Billy Ocean was a highlight not just for the festival but for the year. He was there to have fun, and his band was tight, technically superb, and with him all the way on the vibe. His list of hits was long, and it was surprising to hear how great his eighties output sounded.
Dr John, who, every time I’ve seen him has been as animated as a sunbathing starfish, made up for it this time with a fantastic band, especially his female trombonist who made several moves to steal the show. ‘Walk on Gilded Splinters’, as always, was a particular bright spot.
George Clinton and Parliament Funkadelic were the epitome of chaotic genius, their hilarious funk jams, band members coming in and out of the pantomime, a backing singer in a PVC nurse outfit on roller skates. The sort of thing that festivals were made for.
Also well-judged was the positioning of Peter Gabriel and the New Blood Orchestra at the top of the bill on the Friday night. Gabriel, as the sun set and the heavy reds of the stage lighting blazed out across the field, was an imposing druidic figure, as he and the fifty-odd piece orchestra made their way through some of his most beautiful musical pieces. ‘Red Rain’, ‘Don’t Give Up’ and ‘San Jacinto’ were particularly powerful, but a rare thing happened during his set: standing in a field with my fist in the air alongside several thousand other fists, as the anthemic outro to ‘Biko’ thumped into the English countryside, I actually felt quite privileged to be there, quite honoured to have had the tiniest part in the story of that song. Much has been made of the messianic attitudes of white pop stars going to Africa in the eighties and ‘delivering’ African beats to the ‘ignorant’ west at the time, but nobody can argue with the effect that Gabriel’s tribute to Steve Biko had on the anti-Apartheid movement in 1978 and after, giving it an anthem that was also a chart-hit. A brief moment when music really did play a part in the changing of things.
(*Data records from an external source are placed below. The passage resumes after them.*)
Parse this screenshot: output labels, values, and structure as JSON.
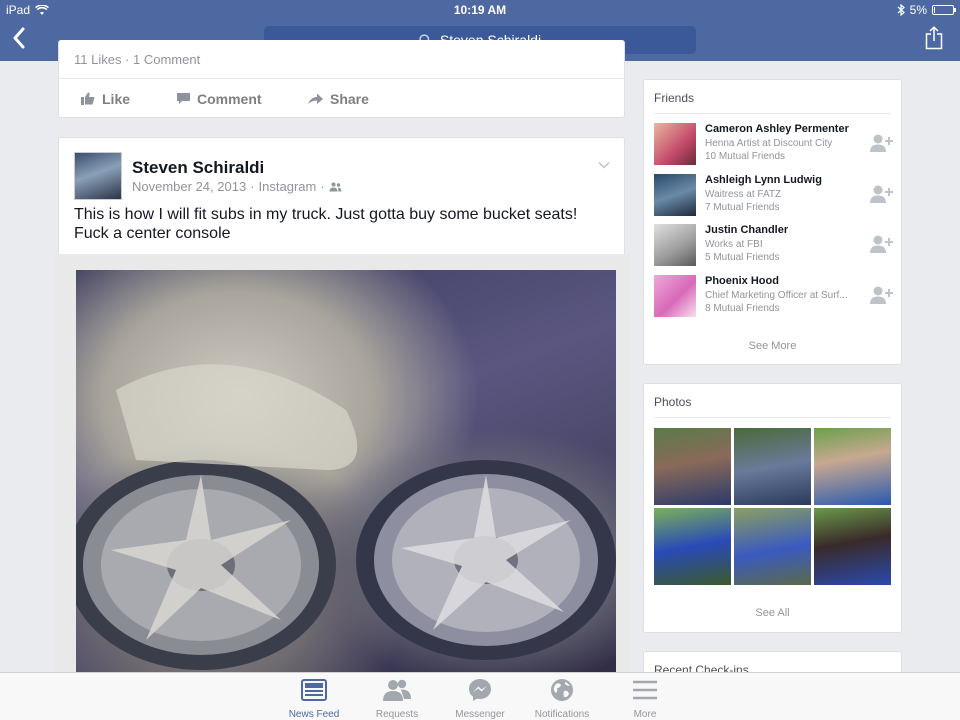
{
  "status_bar": {
    "device": "iPad",
    "time": "10:19 AM",
    "battery": "5%",
    "battery_level": 0.05,
    "wifi_icon": "wifi-icon",
    "bluetooth_icon": "bluetooth-icon"
  },
  "nav": {
    "search_text": "Steven Schiraldi",
    "back_icon": "chevron-left-icon",
    "share_icon": "share-icon"
  },
  "previous_post": {
    "stats": "11 Likes · 1 Comment",
    "like_label": "Like",
    "comment_label": "Comment",
    "share_label": "Share"
  },
  "post": {
    "author": "Steven Schiraldi",
    "date": "November 24, 2013",
    "via": "Instagram",
    "separator": "·",
    "privacy_icon": "friends-icon",
    "text": "This is how I will fit subs in my truck. Just gotta buy some bucket seats! Fuck a center console"
  },
  "friends": {
    "title": "Friends",
    "see_more": "See More",
    "items": [
      {
        "name": "Cameron Ashley Permenter",
        "work": "Henna Artist at Discount City",
        "mutual": "10 Mutual Friends"
      },
      {
        "name": "Ashleigh Lynn Ludwig",
        "work": "Waitress at FATZ",
        "mutual": "7 Mutual Friends"
      },
      {
        "name": "Justin Chandler",
        "work": "Works at FBI",
        "mutual": "5 Mutual Friends"
      },
      {
        "name": "Phoenix Hood",
        "work": "Chief Marketing Officer at Surf...",
        "mutual": "8 Mutual Friends"
      }
    ]
  },
  "photos": {
    "title": "Photos",
    "see_all": "See All"
  },
  "checkins": {
    "title": "Recent Check-ins"
  },
  "tabbar": {
    "items": [
      {
        "label": "News Feed",
        "icon": "news-feed-icon",
        "active": true
      },
      {
        "label": "Requests",
        "icon": "requests-icon",
        "active": false
      },
      {
        "label": "Messenger",
        "icon": "messenger-icon",
        "active": false
      },
      {
        "label": "Notifications",
        "icon": "globe-icon",
        "active": false
      },
      {
        "label": "More",
        "icon": "menu-icon",
        "active": false
      }
    ]
  },
  "colors": {
    "brand": "#4e69a2",
    "search_bg": "#3b5998",
    "background": "#e9ebee",
    "muted_text": "#90949c"
  }
}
So, the festival had the rather enjoyable atmosphere of being a bit of a throwback, and its organisers certainly seem to know who the audience is. Beyonce, I’d suggest, will never headline here, not while it’s run by the current promoters. It is a festival for people who sit, musically, in a mid-nineties frame of mind. The festival closed on the Sunday with Suede – a band I first had the opportunity to despise at the Phoenix Festival in 1995 and now I find quite inoffensive and technically proficient (god, what Brett Anderson wouldn’t do to be hated instead) – and Richard Ashcroft who, as he called David Cameron a cunt from the main stage, simply sounded like a has-been (regardless of his sound opinions) for the way he thought rock’n’roll still had a say in such things. Well, nowadays Johnny Rotten is more likely to be dribbling on Question Time than spitting at a rock festival. But at least rock festivals, such as Hop Farm, are doing what they can to survive without him.